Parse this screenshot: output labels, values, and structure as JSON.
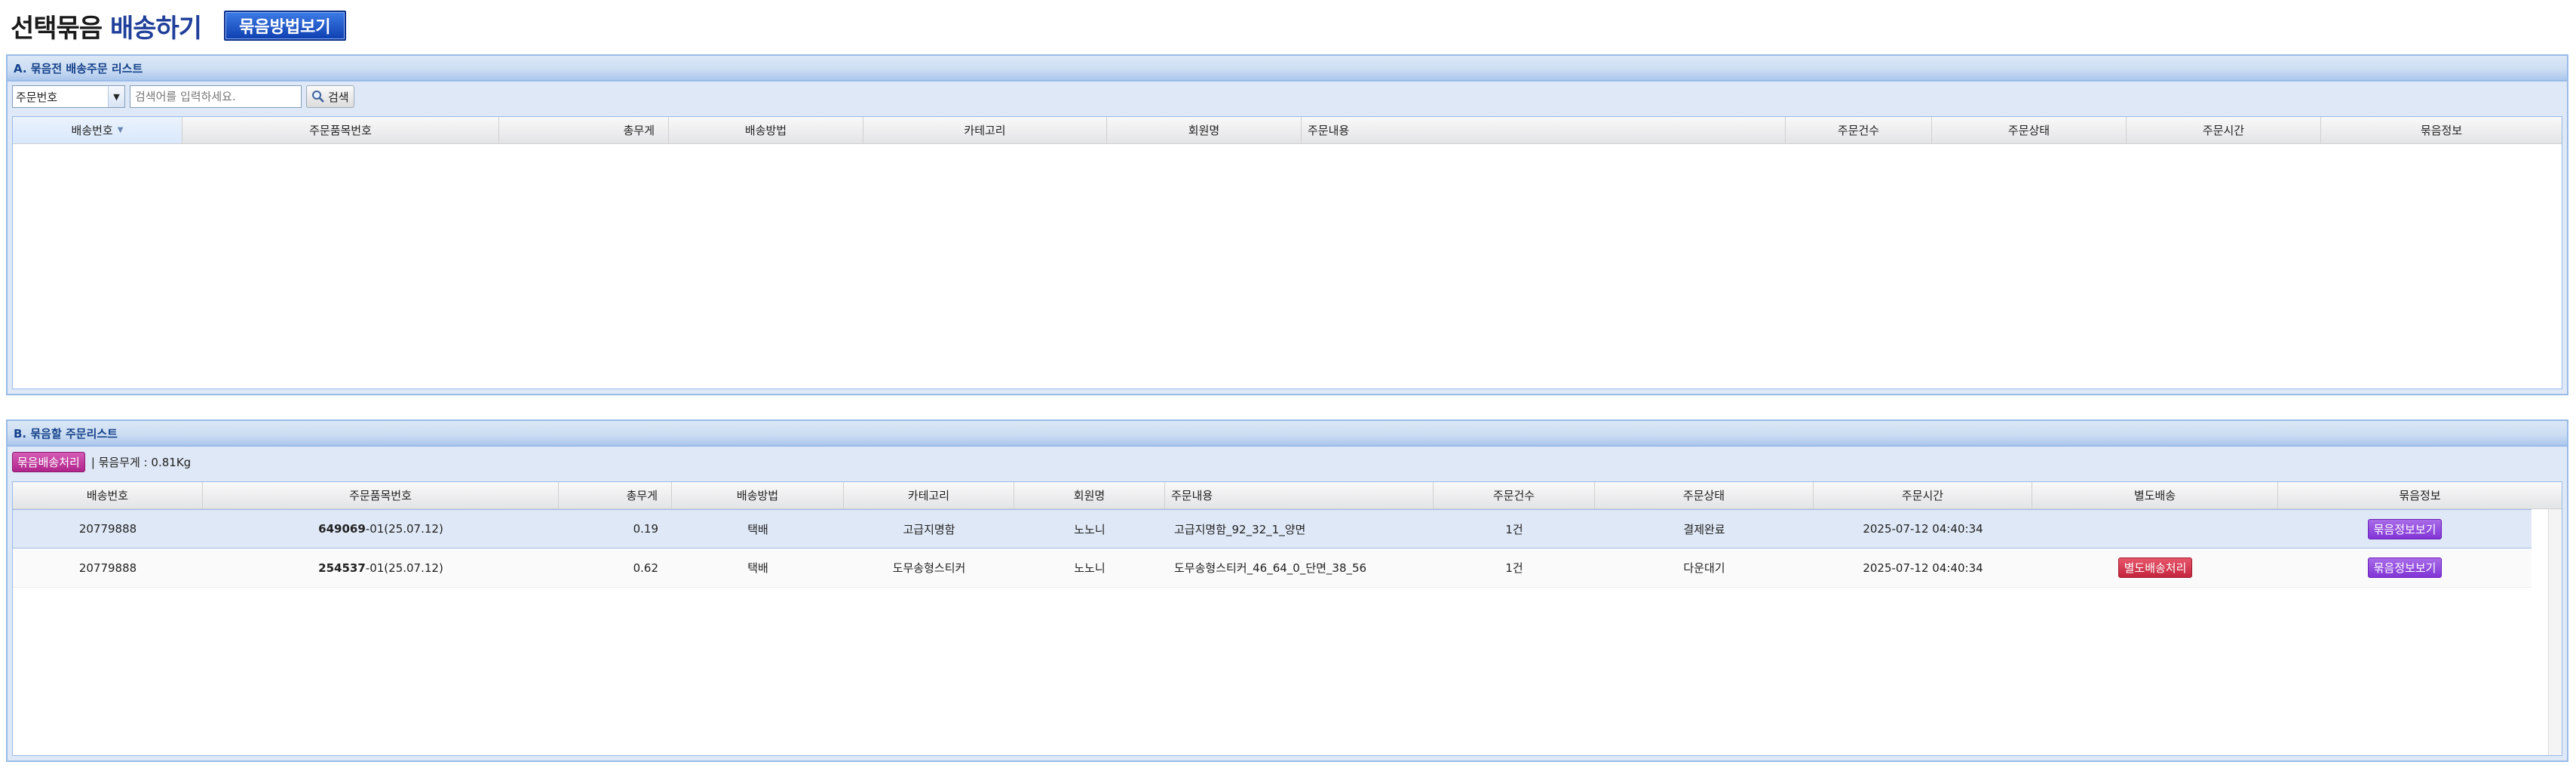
{
  "header": {
    "title_part1": "선택묶음",
    "title_part2": "배송하기",
    "guide_button": "묶음방법보기"
  },
  "panel_a": {
    "title": "A. 묶음전 배송주문 리스트",
    "search_select": "주문번호",
    "search_placeholder": "검색어를 입력하세요.",
    "search_button": "검색",
    "columns": [
      "배송번호",
      "주문품목번호",
      "총무게",
      "배송방법",
      "카테고리",
      "회원명",
      "주문내용",
      "주문건수",
      "주문상태",
      "주문시간",
      "묶음정보"
    ],
    "rows": []
  },
  "panel_b": {
    "title": "B. 묶음할 주문리스트",
    "bundle_button": "묶음배송처리",
    "weight_text": "| 묶음무게 : 0.81Kg",
    "columns": [
      "배송번호",
      "주문품목번호",
      "총무게",
      "배송방법",
      "카테고리",
      "회원명",
      "주문내용",
      "주문건수",
      "주문상태",
      "주문시간",
      "별도배송",
      "묶음정보"
    ],
    "rows": [
      {
        "ship_no": "20779888",
        "item_no_bold": "649069",
        "item_no_rest": "-01(25.07.12)",
        "weight": "0.19",
        "method": "택배",
        "category": "고급지명함",
        "member": "노노니",
        "content": "고급지명함_92_32_1_양면",
        "count": "1건",
        "status": "결제완료",
        "time": "2025-07-12 04:40:34",
        "separate": "",
        "info_button": "묶음정보보기"
      },
      {
        "ship_no": "20779888",
        "item_no_bold": "254537",
        "item_no_rest": "-01(25.07.12)",
        "weight": "0.62",
        "method": "택배",
        "category": "도무송형스티커",
        "member": "노노니",
        "content": "도무송형스티커_46_64_0_단면_38_56",
        "count": "1건",
        "status": "다운대기",
        "time": "2025-07-12 04:40:34",
        "separate": "별도배송처리",
        "info_button": "묶음정보보기"
      }
    ]
  }
}
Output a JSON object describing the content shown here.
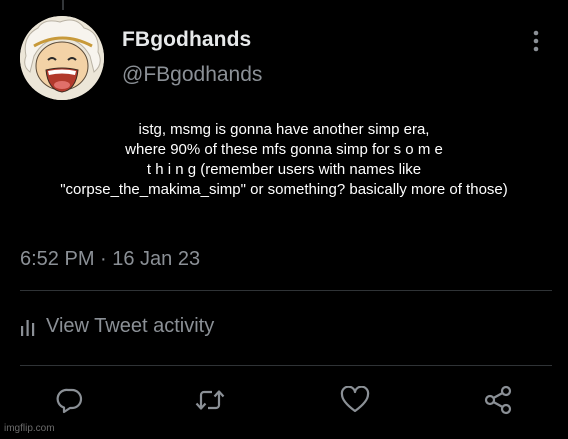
{
  "tweet": {
    "display_name": "FBgodhands",
    "handle": "@FBgodhands",
    "text": "istg, msmg is gonna have another simp era,\nwhere 90% of these mfs gonna simp for s o m e\nt h i n g (remember users with names like\n\"corpse_the_makima_simp\" or something? basically more of those)",
    "timestamp": "6:52 PM · 16 Jan 23",
    "activity_label": "View Tweet activity"
  },
  "icons": {
    "more": "more-vertical-icon",
    "activity": "bar-chart-icon",
    "reply": "reply-icon",
    "retweet": "retweet-icon",
    "like": "heart-icon",
    "share": "share-icon"
  },
  "colors": {
    "background": "#000000",
    "primary_text": "#e7e9ea",
    "secondary_text": "#8b9096",
    "divider": "#2f3336"
  },
  "watermark": "imgflip.com"
}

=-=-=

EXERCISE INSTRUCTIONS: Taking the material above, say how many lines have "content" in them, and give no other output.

TASK RESPONSE: 3